### [Problem statement]
What you return must match the records below character for character, except that no picture appears.
··· Supplied information
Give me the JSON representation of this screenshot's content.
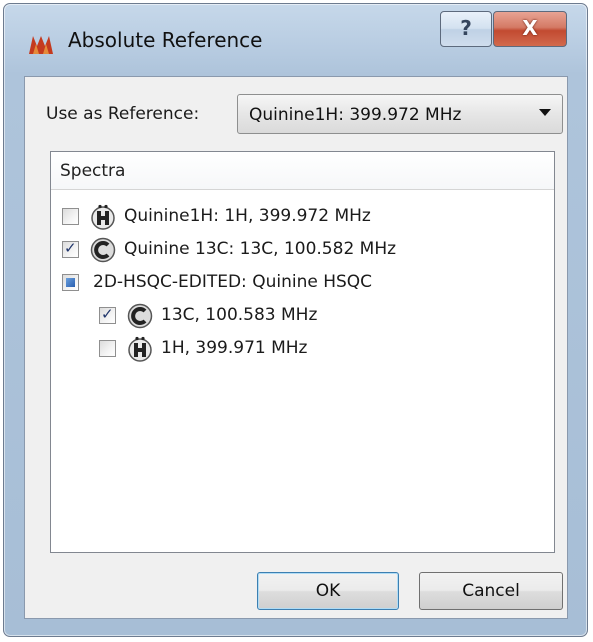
{
  "window": {
    "title": "Absolute Reference",
    "help_label": "?",
    "close_label": "X"
  },
  "reference": {
    "label": "Use as Reference:",
    "selected": "Quinine1H: 399.972 MHz"
  },
  "spectra": {
    "header": "Spectra",
    "items": [
      {
        "label": "Quinine1H: 1H, 399.972 MHz",
        "checked": false,
        "icon": "proton-icon",
        "level": 0
      },
      {
        "label": "Quinine 13C: 13C, 100.582 MHz",
        "checked": true,
        "icon": "carbon-icon",
        "level": 0
      },
      {
        "label": "2D-HSQC-EDITED: Quinine HSQC",
        "checked": "partial",
        "icon": null,
        "level": 0
      },
      {
        "label": "13C, 100.583 MHz",
        "checked": true,
        "icon": "carbon-icon",
        "level": 1
      },
      {
        "label": "1H, 399.971 MHz",
        "checked": false,
        "icon": "proton-icon",
        "level": 1
      }
    ]
  },
  "buttons": {
    "ok": "OK",
    "cancel": "Cancel"
  },
  "colors": {
    "frame": "#b9cde2",
    "close_button": "#c24a31",
    "client": "#f0f0f0",
    "ok_border": "#3c7fb1"
  }
}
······
### [Answer area]
Give me the JSON representation of this screenshot's content.
{
  "window": {
    "title": "Absolute Reference",
    "help_label": "?",
    "close_label": "X"
  },
  "reference": {
    "label": "Use as Reference:",
    "selected": "Quinine1H: 399.972 MHz"
  },
  "spectra": {
    "header": "Spectra",
    "items": [
      {
        "label": "Quinine1H: 1H, 399.972 MHz",
        "checked": false,
        "icon": "proton-icon",
        "level": 0
      },
      {
        "label": "Quinine 13C: 13C, 100.582 MHz",
        "checked": true,
        "icon": "carbon-icon",
        "level": 0
      },
      {
        "label": "2D-HSQC-EDITED: Quinine HSQC",
        "checked": "partial",
        "icon": null,
        "level": 0
      },
      {
        "label": "13C, 100.583 MHz",
        "checked": true,
        "icon": "carbon-icon",
        "level": 1
      },
      {
        "label": "1H, 399.971 MHz",
        "checked": false,
        "icon": "proton-icon",
        "level": 1
      }
    ]
  },
  "buttons": {
    "ok": "OK",
    "cancel": "Cancel"
  },
  "colors": {
    "frame": "#b9cde2",
    "close_button": "#c24a31",
    "client": "#f0f0f0",
    "ok_border": "#3c7fb1"
  }
}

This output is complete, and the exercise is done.